Thanks for publishing the biographical article on Susan Rice (“Potential top diplomat stirs debate,” Nov. 22). I had not known that she holds two graduate degrees from Oxford, nor that she had been a Rhodes Scholar.

The column brought to mind a question I have long had. When Henry Kissinger was secretary of state (and later), he was always referred to in news reports as “Dr. Kissinger” — quite properly, since he holds a doctorate from, I believe, Harvard.

But since then we have had two secretaries of state with doctorates — Madeleine Albright and Condoleezza Rice — and now also an ambassador to the United Nations similarly qualified. And in news reports, they are never given their academic titles. Why not?

Peter Bakewell


Help ease winter’s impact on our canine companions 

As the weather starts to get colder, now is an excellent time to make sure your four-legged friend is protected from the hazards of winter weather. Please follow these guidelines to ensure Fido is feeling fine this winter:

Keep your dog indoors and protected from the elements whenever possible.

Provide extra food as dogs burn more calories in the cold weather, and make sure the water does not freeze.

Clean off the dog’s paws when they come inside to remove dirt, ice and snow, etc.

If you must keep your dog outside for extended periods, provide a sturdy doghouse. Make sure the doghouse is raised off the ground, faces south and has an off-center door with a flap to keep out winter blasts. Use straw bedding, as anything else such as blankets, etc., will retain moisture and freeze. (Some communities and animal protection groups will provide straw for free.)

Have a friend or neighbor check on the animal if possible.

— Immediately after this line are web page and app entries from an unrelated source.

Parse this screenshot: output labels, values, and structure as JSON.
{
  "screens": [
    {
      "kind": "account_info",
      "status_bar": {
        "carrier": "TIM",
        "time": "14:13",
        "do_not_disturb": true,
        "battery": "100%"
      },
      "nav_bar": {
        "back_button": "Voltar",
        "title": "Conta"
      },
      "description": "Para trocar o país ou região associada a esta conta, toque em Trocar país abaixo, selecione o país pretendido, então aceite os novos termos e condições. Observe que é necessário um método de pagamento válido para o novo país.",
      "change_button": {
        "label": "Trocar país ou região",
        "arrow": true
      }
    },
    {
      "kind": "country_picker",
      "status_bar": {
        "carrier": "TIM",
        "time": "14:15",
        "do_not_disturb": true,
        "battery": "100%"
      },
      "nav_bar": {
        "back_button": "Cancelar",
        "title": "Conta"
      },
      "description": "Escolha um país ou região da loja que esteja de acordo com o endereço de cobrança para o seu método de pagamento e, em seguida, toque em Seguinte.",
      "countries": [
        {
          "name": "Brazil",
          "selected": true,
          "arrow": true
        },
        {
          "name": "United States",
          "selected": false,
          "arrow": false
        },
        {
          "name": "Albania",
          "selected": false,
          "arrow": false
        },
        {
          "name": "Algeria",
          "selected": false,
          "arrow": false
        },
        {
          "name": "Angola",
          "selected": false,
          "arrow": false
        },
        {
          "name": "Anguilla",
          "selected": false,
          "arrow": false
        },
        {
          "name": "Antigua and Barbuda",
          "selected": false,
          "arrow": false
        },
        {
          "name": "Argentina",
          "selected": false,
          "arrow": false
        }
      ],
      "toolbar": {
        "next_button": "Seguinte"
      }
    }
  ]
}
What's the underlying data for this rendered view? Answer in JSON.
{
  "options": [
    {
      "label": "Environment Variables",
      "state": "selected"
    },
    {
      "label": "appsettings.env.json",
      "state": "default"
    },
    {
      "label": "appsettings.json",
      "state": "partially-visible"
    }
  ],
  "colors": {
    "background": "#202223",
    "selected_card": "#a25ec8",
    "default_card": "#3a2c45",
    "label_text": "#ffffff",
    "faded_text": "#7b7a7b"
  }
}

Older or ill animals are at greater risk from the cold.

Thank you for keeping everyone’s best friend safe and warm this winter!

Don Kimball

cruelty investigator, Peace and Justice for Animals

South Portland 

Former Democrat finds Greens’ values to her liking 

A lifelong Democrat, in 2008, having learned of a political ploy, I changed to independent. I valued my status as a “decider.”

Now I learn from Voice of the People (“‘Spoiler’ image clouds view of what Greens have to offer,” Oct. 27) that the Green Party favors ecological wisdom, social justice, grass-roots democracy and nonviolence. So do I. I join the Green Party.

Ruth Hassett